Doubtless, Sha Fei was well aware of these things, whether he witnessed and photographed them or not. The photographer's own story is a tragic one, and this work has only recently been rediscovered. Sha Fei, fevered and disoriented, was hospitalized early in the war and treated by a sympathetic Japanese doctor working in a Chinese hospital. In his delirium, Sha Fei thought the doctor was an enemy soldier and shot him.
In 1950, after the war, when the Chinese government was seeking closer relations with Japan and access to American reconstruction dollars, the Japanese government demanded that Sha Fei be executed for his "crime." The general who gave the order for his execution was one of Sha Fei's closest friends. An unlikely coalition of people — including the general who ordered his death, Sha Fei's widow and the Japanese family of the doctor Sha Fei killed — have led an effort to rehabilitate the photographer's name and promote his work. This is the first time his photographs have been shown outside of China.
Trained or influenced by Sha Fei, the following generation of photographers went on to record China's Cultural Revolution. Mao's Cultural Revolution, a supposed campaign to rid the country of the "liberal bourgeoisie," destroyed national treasures and persecuted and killed academics and artists as well as religious and revolutionary figures. But Weng Naiqiang, Ziao Zhuang and Weihong Shilong, photojournalists working for state newspapers, didn't photograph any of those things. What they did capture was the intoxicating drama and grandeur of the Revolution's enormous mass rallies and the charisma of those leading them.

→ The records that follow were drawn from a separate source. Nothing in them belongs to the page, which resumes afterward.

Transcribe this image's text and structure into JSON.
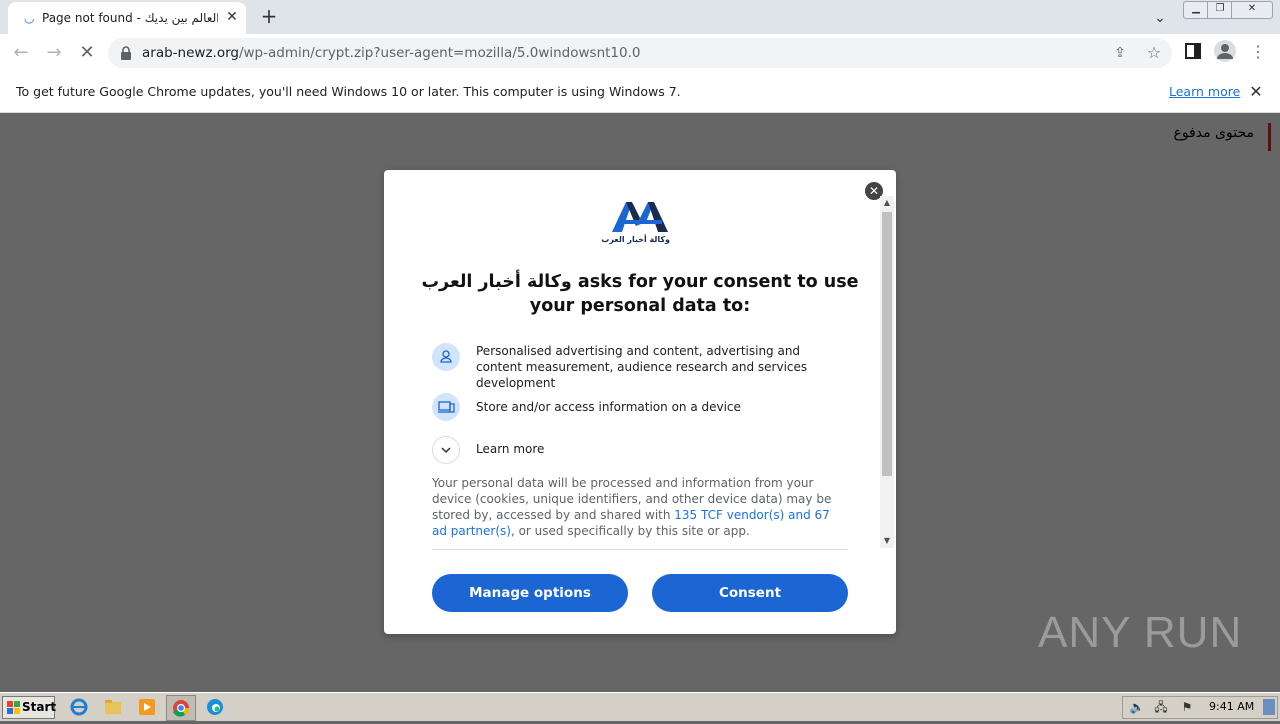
{
  "browser": {
    "tab": {
      "title": "Page not found - وكالة أخبار العرب : العالم بين يديك"
    },
    "url": {
      "host": "arab-newz.org",
      "path": "/wp-admin/crypt.zip?user-agent=mozilla/5.0windowsnt10.0"
    },
    "infobar": {
      "message": "To get future Google Chrome updates, you'll need Windows 10 or later. This computer is using Windows 7.",
      "link": "Learn more"
    }
  },
  "page": {
    "paid_content": "محتوى مدفوع"
  },
  "dialog": {
    "logo": {
      "caption": "وكالة أخبار العرب"
    },
    "heading": "وكالة أخبار العرب asks for your consent to use your personal data to:",
    "purposes": [
      {
        "icon": "person-icon",
        "text": "Personalised advertising and content, advertising and content measurement, audience research and services development"
      },
      {
        "icon": "device-icon",
        "text": "Store and/or access information on a device"
      }
    ],
    "learn_more": "Learn more",
    "body": {
      "before": "Your personal data will be processed and information from your device (cookies, unique identifiers, and other device data) may be stored by, accessed by and shared with ",
      "link": "135 TCF vendor(s) and 67 ad partner(s)",
      "after": ", or used specifically by this site or app."
    },
    "buttons": {
      "manage": "Manage options",
      "consent": "Consent"
    },
    "brand_color": "#1b66d2"
  },
  "watermark": "ANY RUN",
  "taskbar": {
    "start": "Start",
    "clock": "9:41 AM"
  }
}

Twenty years after Sha Fei, the Communist Party's control of its image was much more sophisticated. Anyone who has read an account of the horrors of the Cultural Revolution will experience cognitive dissonance in looking at these images. Everyone looks so joyous and idealistic in these photos. Mao's Little Red Book is everywhere. It is held aloft in mass rallies of thousands, and even enthusiastic foreigners march through Chinese streets with copies of it. Young women hold their books as they perform a "dance of loyalty" for an assembled crowd. Red Guards strike comically dramatic lunge poses and raise their books into the air. You can't escape it — people read aloud from it to train passengers, a group of small children study it, and families read it before dinner, surrounded by posters of Mao. The sheer ubiquitousness of the book is frightening.
You see the effects of his programs. Smiling college students are sent to be reeducated by poor farmers (I'm thinking they stopped smiling pretty quickly). Manual labor was a tool of redemption. In one photo, a massive dam is dug by hundreds of people using hand shovels, and in another (ridiculously staged) photograph, a couple dozen people are poised to attack enormous boulders with tiny hammers to build another dam. In these images, you almost believe that their zeal will make anything possible.
One image is especially ominous: A 1966 photograph records one small manifestation of the "Break the Four Olds Movement" — Old Custom, Old Culture, Old Habits, and Old Ideas. People are shown gathered around a bonfire, where, according to the caption for the photograph, "traditional objects" are burned. Just imagine the devastating impact of the Cultural Revolution agenda in a country with 5,000 years of culture.
What these exhibitions do better than any history book is create a tangible sense of loss. Next week, we'll look at photography after the Cultural Revolution in this space.